The project leaders have produced a short booklet of activity ideas which can be downloaded, along with registration information specific to the Study Day, from cottonopolis.weebly.com

Cottonopolis: the facts

  • The best handloom weavers working flat out could make around 50 metres of cloth a day. Modern airjet looms make around 250 metres an hour.
  • Friedrich Engels was sent to Manchester by his family to stop him mixing with revolutionary thinkers. The best laid plans…
  • Francis Egerton, Duke of Bridgewater, turned away from high society when his engagement failed and found consolation in engineering. His canal scheme made him one of the richest men in Georgian England.
  • At its zenith in the 1960s, Wythenshawe was the biggest council housing estate in Europe, with housing stock being added from the 1920s to the 1970s.

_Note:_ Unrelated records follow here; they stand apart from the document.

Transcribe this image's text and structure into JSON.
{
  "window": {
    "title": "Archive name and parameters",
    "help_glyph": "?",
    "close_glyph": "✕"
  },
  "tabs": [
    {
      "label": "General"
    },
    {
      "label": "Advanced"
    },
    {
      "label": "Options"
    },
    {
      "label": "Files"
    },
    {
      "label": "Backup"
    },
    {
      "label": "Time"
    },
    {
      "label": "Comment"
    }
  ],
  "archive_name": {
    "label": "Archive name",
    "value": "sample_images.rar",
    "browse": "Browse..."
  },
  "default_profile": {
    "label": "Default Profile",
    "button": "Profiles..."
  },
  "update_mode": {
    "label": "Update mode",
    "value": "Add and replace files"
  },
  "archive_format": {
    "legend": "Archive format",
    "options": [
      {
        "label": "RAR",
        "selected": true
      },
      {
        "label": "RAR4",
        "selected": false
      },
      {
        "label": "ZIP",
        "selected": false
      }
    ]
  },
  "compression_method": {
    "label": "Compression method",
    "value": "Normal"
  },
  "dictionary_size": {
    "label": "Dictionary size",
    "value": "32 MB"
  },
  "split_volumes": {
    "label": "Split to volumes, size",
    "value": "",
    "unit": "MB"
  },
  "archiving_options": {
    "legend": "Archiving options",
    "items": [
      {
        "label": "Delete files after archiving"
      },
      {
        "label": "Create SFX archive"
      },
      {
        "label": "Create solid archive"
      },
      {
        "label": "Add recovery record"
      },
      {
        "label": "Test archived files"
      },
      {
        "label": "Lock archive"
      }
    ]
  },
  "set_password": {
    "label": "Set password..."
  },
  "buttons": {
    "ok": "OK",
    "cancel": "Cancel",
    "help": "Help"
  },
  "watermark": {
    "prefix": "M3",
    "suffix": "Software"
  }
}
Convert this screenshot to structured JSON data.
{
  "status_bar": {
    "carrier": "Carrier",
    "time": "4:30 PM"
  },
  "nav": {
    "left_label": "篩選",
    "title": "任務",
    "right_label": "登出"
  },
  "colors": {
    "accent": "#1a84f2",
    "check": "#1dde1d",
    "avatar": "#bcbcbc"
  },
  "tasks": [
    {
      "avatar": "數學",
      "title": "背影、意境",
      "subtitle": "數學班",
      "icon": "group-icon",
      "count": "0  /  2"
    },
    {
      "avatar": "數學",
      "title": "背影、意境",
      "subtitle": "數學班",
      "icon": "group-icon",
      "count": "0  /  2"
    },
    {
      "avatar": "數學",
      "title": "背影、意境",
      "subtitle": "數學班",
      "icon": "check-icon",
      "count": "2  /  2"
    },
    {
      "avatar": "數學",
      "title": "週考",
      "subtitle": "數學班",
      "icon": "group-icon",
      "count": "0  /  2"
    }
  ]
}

  • In the 1956 a helipad was proposed at Manchester Victoria. In 1976 an underground railway line linking key points in the city was planned. In 1988 a light railway system was approved … hello Metrolink, Manchester’s crowning transport glory.